### TASK TO CARRY OUT
Every line in the records below that holds the word "kind" is to be copied.

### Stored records
● ● ● ● ● ● ●

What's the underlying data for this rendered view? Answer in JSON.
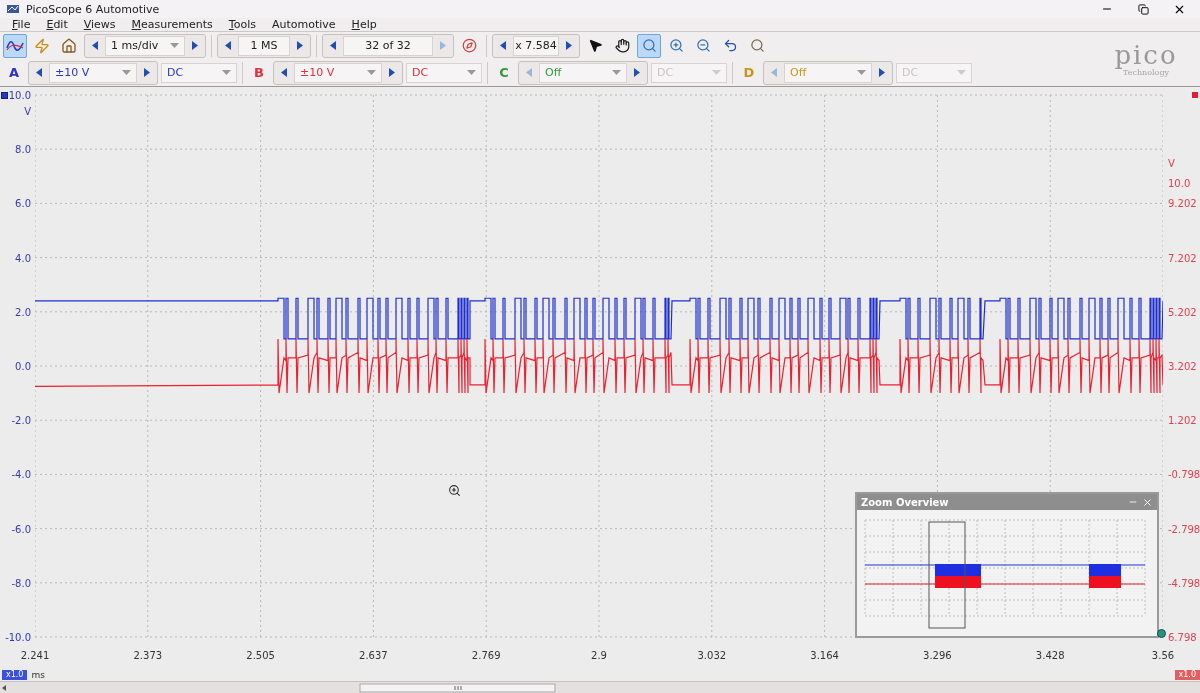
{
  "window": {
    "title": "PicoScope 6 Automotive"
  },
  "menu": [
    {
      "label": "File",
      "mnemonic": true
    },
    {
      "label": "Edit",
      "mnemonic": true
    },
    {
      "label": "Views",
      "mnemonic": true
    },
    {
      "label": "Measurements",
      "mnemonic": true
    },
    {
      "label": "Tools",
      "mnemonic": true
    },
    {
      "label": "Automotive",
      "mnemonic": false
    },
    {
      "label": "Help",
      "mnemonic": true
    }
  ],
  "mode_buttons": [
    {
      "kind": "scope",
      "selected": true
    },
    {
      "kind": "probe",
      "selected": false
    },
    {
      "kind": "home",
      "selected": false
    }
  ],
  "timebase": "1 ms/div",
  "samples": "1 MS",
  "buffer": {
    "value": "32 of 32",
    "next_disabled": true
  },
  "zoom_factor": "x 7.584",
  "tools": [
    {
      "kind": "pointer",
      "selected": false
    },
    {
      "kind": "hand",
      "selected": false
    },
    {
      "kind": "zoom-box",
      "selected": true
    },
    {
      "kind": "zoom-in",
      "selected": false
    },
    {
      "kind": "zoom-out",
      "selected": false
    },
    {
      "kind": "undo",
      "selected": false
    },
    {
      "kind": "zoom-fit",
      "selected": false
    }
  ],
  "logo": {
    "name": "pico",
    "sub": "Technology"
  },
  "channels": [
    {
      "label": "A",
      "color": "#2a35c8",
      "range": "±10 V",
      "coupling": "DC",
      "enabled": true
    },
    {
      "label": "B",
      "color": "#e0303a",
      "range": "±10 V",
      "coupling": "DC",
      "enabled": true
    },
    {
      "label": "C",
      "color": "#2e9a3a",
      "range": "Off",
      "coupling": "DC",
      "enabled": false
    },
    {
      "label": "D",
      "color": "#c8961e",
      "range": "Off",
      "coupling": "DC",
      "enabled": false
    }
  ],
  "left_axis": {
    "unit": "V",
    "ticks": [
      "10.0",
      "8.0",
      "6.0",
      "4.0",
      "2.0",
      "0.0",
      "-2.0",
      "-4.0",
      "-6.0",
      "-8.0",
      "-10.0"
    ]
  },
  "right_axis": {
    "unit": "V",
    "ticks": [
      "10.0",
      "9.202",
      "7.202",
      "5.202",
      "3.202",
      "1.202",
      "-0.798",
      "-2.798",
      "-4.798",
      "6.798"
    ],
    "scale": "x1.0"
  },
  "x_axis": {
    "ticks": [
      "2.241",
      "2.373",
      "2.505",
      "2.637",
      "2.769",
      "2.9",
      "3.032",
      "3.164",
      "3.296",
      "3.428",
      "3.56"
    ],
    "unit": "ms",
    "scale": "x1.0"
  },
  "zoom_overview": {
    "title": "Zoom Overview"
  }
}
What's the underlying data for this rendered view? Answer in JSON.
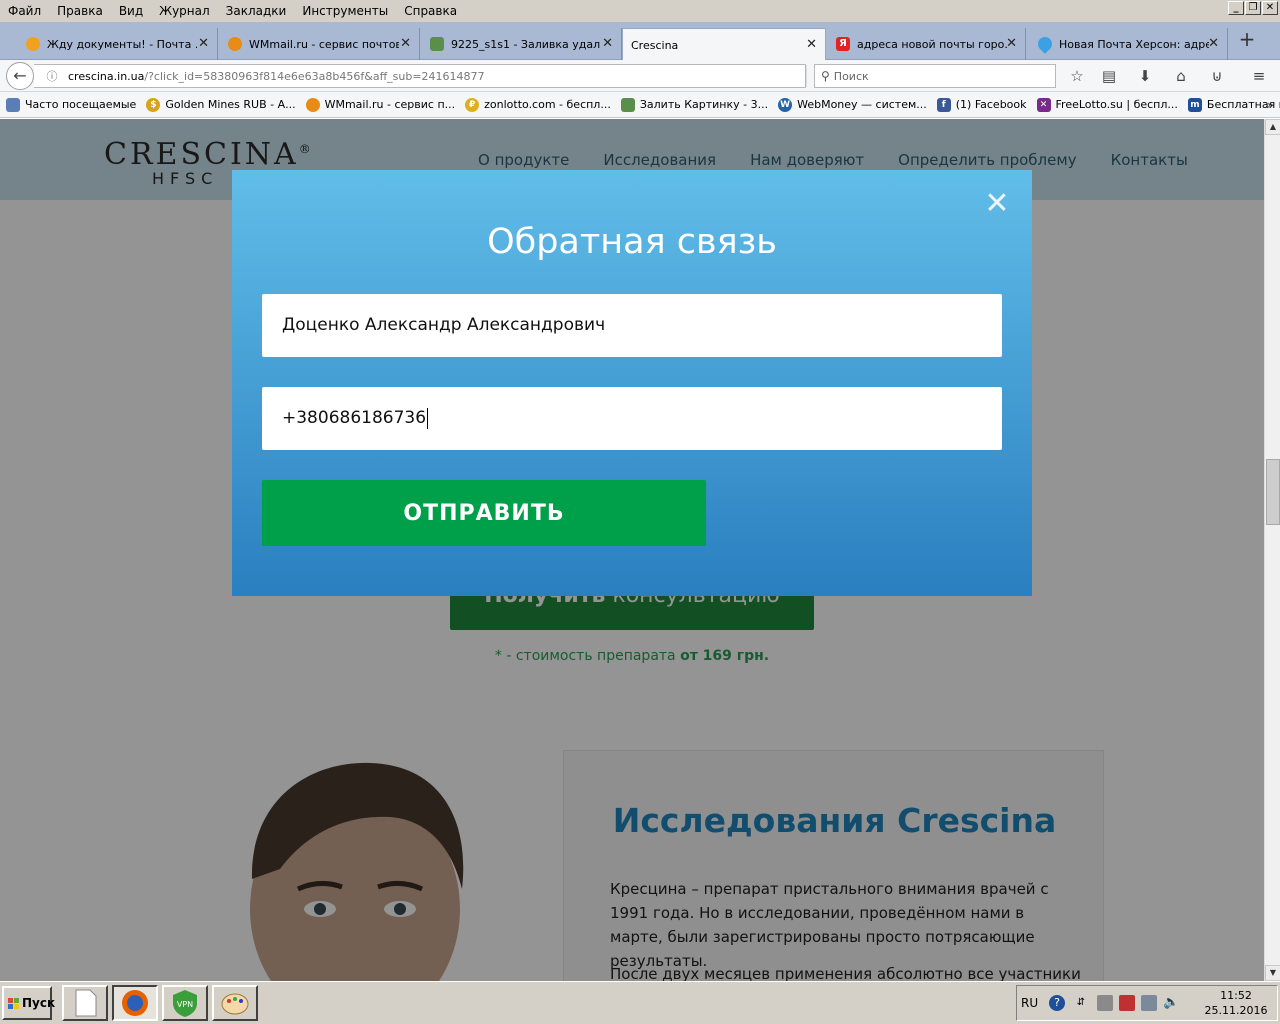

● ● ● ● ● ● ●

### RESULT OF THIS EXERCISE
      "kind": "scope",
      "kind": "probe",
      "kind": "home",
      "kind": "pointer",
      "kind": "hand",
      "kind": "zoom-box",
      "kind": "zoom-in",
      "kind": "zoom-out",
      "kind": "undo",
      "kind": "zoom-fit",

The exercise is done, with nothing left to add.